If you have one sensor on one spacecraft you are going to make measurements as that spacecraft flies. If we have a number of spacecraft, we could collect data simultaneously from different points. That is relevant to disciplines like heliophysics, where you have large phenomena happening at different times and at different locations. Think of a network of nodes swarming around Mars, relaying information from the ground and from other spacecraft.

How would you use cubesats on other planets?

You could take a bunch of cubesats with decelerators on them and sprinkle them over the surface of Mars, letting them fall where they will. Now you’ve got a mesh, sitting on the surface, sniffing, listening, checking temperatures and talking to small satellites in orbit. You’ve done in months for millions of dollars what would have taken years and billions with larger spacecraft. It’s not a replacement for a rover.

Do you have enough launch options for small satellites? 

Yes. We used to worry about launch. I’m not saying launch is never a problem, but we have other areas and problems to address.

What areas?

How do you manage a large number of spacecraft from universities, NASA and companies? How does the ground infrastructure support that? Can you just copy and paste procedures from larger traditional programs and missions? I don’t think you can.

Because it would be too manpower intensive?

Yes. And those programs also rely on expensive assets. I’m interested in trying to encourage a cubesat ground segment that is organic. Anyone can come in and come out. How can we keep the cost and complexity down so we can advance our technologies and move forward?

Do you need new software for some of the things you’re trying to accomplish?

We still have to learn how to develop software. A phone processor is very capable. The question is, how do you develop and test software without spending millions of dollars? We are trying to understand how to reuse software, how to autocode and what standards we should embrace.
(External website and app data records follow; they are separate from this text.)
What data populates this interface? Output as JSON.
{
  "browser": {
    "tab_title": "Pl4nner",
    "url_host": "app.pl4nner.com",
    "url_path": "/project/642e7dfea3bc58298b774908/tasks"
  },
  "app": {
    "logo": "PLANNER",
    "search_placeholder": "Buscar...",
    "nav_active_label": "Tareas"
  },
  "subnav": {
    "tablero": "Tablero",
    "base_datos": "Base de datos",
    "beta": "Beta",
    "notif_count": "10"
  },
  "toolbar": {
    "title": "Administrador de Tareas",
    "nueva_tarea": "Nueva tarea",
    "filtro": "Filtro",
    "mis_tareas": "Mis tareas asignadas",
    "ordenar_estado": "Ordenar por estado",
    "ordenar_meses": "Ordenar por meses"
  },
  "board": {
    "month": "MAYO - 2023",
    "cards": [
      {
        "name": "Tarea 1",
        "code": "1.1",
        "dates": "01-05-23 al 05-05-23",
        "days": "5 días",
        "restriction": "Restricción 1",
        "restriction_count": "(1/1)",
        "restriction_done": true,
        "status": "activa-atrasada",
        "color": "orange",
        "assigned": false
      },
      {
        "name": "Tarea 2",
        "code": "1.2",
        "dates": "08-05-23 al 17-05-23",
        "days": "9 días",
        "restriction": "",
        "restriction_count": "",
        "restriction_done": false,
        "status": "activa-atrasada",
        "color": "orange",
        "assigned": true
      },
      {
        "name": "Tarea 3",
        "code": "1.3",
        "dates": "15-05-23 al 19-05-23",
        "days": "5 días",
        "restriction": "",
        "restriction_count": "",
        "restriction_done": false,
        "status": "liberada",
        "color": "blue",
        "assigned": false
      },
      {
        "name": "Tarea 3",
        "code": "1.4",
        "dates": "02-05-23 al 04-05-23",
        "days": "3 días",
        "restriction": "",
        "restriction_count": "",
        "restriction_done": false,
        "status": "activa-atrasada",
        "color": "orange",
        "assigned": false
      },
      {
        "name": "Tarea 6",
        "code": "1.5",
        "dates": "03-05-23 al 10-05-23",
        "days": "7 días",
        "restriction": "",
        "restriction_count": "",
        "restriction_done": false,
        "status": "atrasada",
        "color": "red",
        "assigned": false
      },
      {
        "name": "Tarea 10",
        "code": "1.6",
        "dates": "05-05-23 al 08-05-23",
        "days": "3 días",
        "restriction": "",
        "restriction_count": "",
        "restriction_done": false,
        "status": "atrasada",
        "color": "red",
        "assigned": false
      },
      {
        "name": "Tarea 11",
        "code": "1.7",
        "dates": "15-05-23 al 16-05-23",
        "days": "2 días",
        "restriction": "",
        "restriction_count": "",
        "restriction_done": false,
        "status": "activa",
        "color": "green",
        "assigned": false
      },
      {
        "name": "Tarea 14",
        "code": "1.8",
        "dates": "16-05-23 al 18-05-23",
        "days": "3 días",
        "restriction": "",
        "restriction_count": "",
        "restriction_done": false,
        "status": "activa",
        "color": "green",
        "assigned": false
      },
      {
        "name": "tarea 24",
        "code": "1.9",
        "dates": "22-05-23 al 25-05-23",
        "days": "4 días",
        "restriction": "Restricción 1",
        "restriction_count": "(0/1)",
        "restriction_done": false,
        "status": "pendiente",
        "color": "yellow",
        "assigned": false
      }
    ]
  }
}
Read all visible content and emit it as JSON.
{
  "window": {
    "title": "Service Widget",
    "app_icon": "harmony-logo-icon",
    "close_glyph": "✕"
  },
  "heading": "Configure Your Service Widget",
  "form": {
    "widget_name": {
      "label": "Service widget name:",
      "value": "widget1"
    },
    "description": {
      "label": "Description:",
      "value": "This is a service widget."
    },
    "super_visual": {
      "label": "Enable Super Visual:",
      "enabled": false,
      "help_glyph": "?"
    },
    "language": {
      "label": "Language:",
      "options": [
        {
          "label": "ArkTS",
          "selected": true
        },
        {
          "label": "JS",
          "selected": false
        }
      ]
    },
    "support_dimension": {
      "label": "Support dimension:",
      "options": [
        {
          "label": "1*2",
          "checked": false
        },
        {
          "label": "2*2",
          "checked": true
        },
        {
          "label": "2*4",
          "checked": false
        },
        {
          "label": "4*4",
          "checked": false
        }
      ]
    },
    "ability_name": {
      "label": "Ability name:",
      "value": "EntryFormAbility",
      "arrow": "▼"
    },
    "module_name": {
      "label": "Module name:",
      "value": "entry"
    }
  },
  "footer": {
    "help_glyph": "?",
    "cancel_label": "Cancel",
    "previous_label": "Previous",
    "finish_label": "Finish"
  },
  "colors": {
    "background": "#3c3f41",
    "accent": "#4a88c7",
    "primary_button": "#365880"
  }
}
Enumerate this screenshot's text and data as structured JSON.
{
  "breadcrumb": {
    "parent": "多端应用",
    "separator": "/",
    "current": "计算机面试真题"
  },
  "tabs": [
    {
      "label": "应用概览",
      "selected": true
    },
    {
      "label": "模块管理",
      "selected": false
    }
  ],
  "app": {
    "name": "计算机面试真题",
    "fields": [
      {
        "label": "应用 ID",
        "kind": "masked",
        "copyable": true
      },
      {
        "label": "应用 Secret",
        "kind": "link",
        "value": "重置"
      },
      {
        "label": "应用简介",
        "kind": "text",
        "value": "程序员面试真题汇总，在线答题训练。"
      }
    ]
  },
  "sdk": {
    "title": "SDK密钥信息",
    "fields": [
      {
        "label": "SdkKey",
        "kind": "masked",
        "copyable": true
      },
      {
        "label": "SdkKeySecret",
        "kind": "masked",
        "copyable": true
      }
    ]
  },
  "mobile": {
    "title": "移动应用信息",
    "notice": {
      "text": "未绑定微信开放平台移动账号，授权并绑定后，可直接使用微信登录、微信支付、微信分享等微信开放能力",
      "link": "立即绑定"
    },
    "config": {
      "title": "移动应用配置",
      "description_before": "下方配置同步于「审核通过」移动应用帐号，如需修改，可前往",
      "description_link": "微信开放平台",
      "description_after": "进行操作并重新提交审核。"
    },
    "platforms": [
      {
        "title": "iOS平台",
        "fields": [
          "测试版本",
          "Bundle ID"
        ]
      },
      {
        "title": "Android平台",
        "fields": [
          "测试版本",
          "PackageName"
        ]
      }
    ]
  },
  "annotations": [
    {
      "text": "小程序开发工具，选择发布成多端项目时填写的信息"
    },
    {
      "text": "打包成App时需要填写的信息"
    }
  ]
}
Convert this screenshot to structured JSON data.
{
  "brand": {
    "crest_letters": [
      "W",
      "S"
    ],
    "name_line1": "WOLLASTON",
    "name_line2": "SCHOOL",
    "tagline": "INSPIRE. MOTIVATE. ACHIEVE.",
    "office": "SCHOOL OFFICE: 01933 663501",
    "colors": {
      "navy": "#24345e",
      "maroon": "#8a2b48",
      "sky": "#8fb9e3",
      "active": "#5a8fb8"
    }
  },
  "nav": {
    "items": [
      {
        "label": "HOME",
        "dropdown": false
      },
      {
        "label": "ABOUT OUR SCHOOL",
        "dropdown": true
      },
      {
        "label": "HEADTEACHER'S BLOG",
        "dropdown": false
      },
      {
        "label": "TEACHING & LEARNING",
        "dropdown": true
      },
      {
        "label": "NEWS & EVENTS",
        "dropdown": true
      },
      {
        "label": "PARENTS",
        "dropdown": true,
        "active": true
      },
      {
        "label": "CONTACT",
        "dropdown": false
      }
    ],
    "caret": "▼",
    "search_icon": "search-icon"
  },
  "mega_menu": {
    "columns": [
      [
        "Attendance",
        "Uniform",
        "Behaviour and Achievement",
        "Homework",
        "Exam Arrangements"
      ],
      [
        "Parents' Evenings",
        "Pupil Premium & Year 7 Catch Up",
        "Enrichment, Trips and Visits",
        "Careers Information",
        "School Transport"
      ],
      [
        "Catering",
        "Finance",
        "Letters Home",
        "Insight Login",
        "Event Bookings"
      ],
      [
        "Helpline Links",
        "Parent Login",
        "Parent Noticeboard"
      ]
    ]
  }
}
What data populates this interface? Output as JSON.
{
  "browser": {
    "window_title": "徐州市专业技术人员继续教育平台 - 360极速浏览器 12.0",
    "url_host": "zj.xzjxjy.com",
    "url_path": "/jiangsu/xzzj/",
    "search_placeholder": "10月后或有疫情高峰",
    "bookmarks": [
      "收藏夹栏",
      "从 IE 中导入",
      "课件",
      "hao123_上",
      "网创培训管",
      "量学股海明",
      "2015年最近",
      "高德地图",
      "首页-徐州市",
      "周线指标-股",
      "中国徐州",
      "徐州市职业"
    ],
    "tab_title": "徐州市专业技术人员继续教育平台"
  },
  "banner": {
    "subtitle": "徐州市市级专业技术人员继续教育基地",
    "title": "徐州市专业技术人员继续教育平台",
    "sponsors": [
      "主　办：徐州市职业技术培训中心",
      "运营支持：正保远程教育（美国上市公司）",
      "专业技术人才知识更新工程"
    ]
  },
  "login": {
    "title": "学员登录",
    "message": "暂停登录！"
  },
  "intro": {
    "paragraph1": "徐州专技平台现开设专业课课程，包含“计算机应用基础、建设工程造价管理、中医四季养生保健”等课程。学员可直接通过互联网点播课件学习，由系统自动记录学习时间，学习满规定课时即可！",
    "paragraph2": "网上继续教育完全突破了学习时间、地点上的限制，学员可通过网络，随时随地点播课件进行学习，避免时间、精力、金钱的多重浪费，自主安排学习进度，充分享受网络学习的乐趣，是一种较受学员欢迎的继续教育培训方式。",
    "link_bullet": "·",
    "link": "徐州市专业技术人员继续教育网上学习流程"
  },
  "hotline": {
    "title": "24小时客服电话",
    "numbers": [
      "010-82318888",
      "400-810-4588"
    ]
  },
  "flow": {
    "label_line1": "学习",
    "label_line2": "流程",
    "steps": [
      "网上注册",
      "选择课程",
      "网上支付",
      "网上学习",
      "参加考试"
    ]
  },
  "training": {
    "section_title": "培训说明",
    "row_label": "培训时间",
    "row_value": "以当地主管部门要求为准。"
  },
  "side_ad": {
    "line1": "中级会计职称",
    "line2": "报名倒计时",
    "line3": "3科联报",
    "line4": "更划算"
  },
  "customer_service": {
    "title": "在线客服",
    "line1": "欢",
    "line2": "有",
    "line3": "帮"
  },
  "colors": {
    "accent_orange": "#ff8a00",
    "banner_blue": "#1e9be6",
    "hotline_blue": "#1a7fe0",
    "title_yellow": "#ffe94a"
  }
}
It’s very exciting because it opens the door not just to new ways to build spacecraft but also to manage and organize missions.

Is it hard to keep nearby companies from luring away your employees?

Here at the center, we have boom and bust times. When local industry is booming, like right now, it’s tough. We are doing cool stuff, but so are all the companies across the street. When it gets a little rough in [Silicon] Valley we see folks coming to the center to find work.

Is it hard to keep up with the rapid pace of technological change?

Yes. I call it the Silicon Valley cycle. You have to run to keep on top of things. It’s a challenge to keep current with all the developments being pushed within the space community and outside in the electronics industry. We can’t find the old phones we flew in PhoneSat in 2013. They’re not for sale anymore. You have to buy the next generation.

How is the next generation different? 

Maybe the software is a little bit different so you have to reintegrate everything. That’s a downside, if there is such a thing, in using commercial products. We leverage billions of dollars of investment by that industry, but it’s not static. It’s constantly changing. Which is good. It pushes us forward.

Debra Werner is a correspondent for SpaceNews based in San Francisco. Debra earned a bachelor’s degree in communications from the University of California, Berkeley, and a master’s degree in Journalism from Northwestern University. She...